▸ What is needed:
Give the entries again, word for word.

▸ Data excerpts:
+--

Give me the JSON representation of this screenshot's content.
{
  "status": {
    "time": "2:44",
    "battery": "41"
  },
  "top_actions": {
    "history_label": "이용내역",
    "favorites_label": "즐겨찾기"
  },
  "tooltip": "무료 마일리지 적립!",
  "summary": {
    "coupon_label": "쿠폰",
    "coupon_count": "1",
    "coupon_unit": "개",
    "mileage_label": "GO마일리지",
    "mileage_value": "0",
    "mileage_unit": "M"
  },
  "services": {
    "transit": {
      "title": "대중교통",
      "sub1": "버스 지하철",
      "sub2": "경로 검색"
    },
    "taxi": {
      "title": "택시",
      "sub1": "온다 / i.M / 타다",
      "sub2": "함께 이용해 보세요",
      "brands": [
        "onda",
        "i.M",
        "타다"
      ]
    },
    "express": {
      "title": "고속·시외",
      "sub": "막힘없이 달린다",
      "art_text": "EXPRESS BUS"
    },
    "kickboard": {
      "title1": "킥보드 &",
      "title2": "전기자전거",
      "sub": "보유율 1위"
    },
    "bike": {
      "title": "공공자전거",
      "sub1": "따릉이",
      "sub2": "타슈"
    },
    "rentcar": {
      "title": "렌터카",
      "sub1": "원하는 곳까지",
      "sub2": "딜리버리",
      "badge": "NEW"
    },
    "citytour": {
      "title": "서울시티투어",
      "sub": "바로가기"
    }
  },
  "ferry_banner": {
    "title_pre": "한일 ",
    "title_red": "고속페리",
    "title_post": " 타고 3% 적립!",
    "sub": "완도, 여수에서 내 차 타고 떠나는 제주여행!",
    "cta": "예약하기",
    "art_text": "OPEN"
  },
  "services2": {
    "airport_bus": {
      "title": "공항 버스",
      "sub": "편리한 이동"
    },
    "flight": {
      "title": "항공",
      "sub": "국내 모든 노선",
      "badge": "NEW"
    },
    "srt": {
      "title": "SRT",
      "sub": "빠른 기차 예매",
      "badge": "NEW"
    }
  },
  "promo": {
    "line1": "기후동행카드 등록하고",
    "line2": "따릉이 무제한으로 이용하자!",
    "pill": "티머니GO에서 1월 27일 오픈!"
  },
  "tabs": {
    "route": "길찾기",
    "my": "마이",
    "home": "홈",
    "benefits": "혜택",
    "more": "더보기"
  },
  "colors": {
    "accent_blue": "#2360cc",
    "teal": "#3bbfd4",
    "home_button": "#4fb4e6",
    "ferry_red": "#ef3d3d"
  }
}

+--

▸ Reply:
Give me the JSON representation of this screenshot's content.
{
  "status": {
    "time": "2:44",
    "battery": "41"
  },
  "top_actions": {
    "history_label": "이용내역",
    "favorites_label": "즐겨찾기"
  },
  "tooltip": "무료 마일리지 적립!",
  "summary": {
    "coupon_label": "쿠폰",
    "coupon_count": "1",
    "coupon_unit": "개",
    "mileage_label": "GO마일리지",
    "mileage_value": "0",
    "mileage_unit": "M"
  },
  "services": {
    "transit": {
      "title": "대중교통",
      "sub1": "버스 지하철",
      "sub2": "경로 검색"
    },
    "taxi": {
      "title": "택시",
      "sub1": "온다 / i.M / 타다",
      "sub2": "함께 이용해 보세요",
      "brands": [
        "onda",
        "i.M",
        "타다"
      ]
    },
    "express": {
      "title": "고속·시외",
      "sub": "막힘없이 달린다",
      "art_text": "EXPRESS BUS"
    },
    "kickboard": {
      "title1": "킥보드 &",
      "title2": "전기자전거",
      "sub": "보유율 1위"
    },
    "bike": {
      "title": "공공자전거",
      "sub1": "따릉이",
      "sub2": "타슈"
    },
    "rentcar": {
      "title": "렌터카",
      "sub1": "원하는 곳까지",
      "sub2": "딜리버리",
      "badge": "NEW"
    },
    "citytour": {
      "title": "서울시티투어",
      "sub": "바로가기"
    }
  },
  "ferry_banner": {
    "title_pre": "한일 ",
    "title_red": "고속페리",
    "title_post": " 타고 3% 적립!",
    "sub": "완도, 여수에서 내 차 타고 떠나는 제주여행!",
    "cta": "예약하기",
    "art_text": "OPEN"
  },
  "services2": {
    "airport_bus": {
      "title": "공항 버스",
      "sub": "편리한 이동"
    },
    "flight": {
      "title": "항공",
      "sub": "국내 모든 노선",
      "badge": "NEW"
    },
    "srt": {
      "title": "SRT",
      "sub": "빠른 기차 예매",
      "badge": "NEW"
    }
  },
  "promo": {
    "line1": "기후동행카드 등록하고",
    "line2": "따릉이 무제한으로 이용하자!",
    "pill": "티머니GO에서 1월 27일 오픈!"
  },
  "tabs": {
    "route": "길찾기",
    "my": "마이",
    "home": "홈",
    "benefits": "혜택",
    "more": "더보기"
  },
  "colors": {
    "accent_blue": "#2360cc",
    "teal": "#3bbfd4",
    "home_button": "#4fb4e6",
    "ferry_red": "#ef3d3d"
  }
}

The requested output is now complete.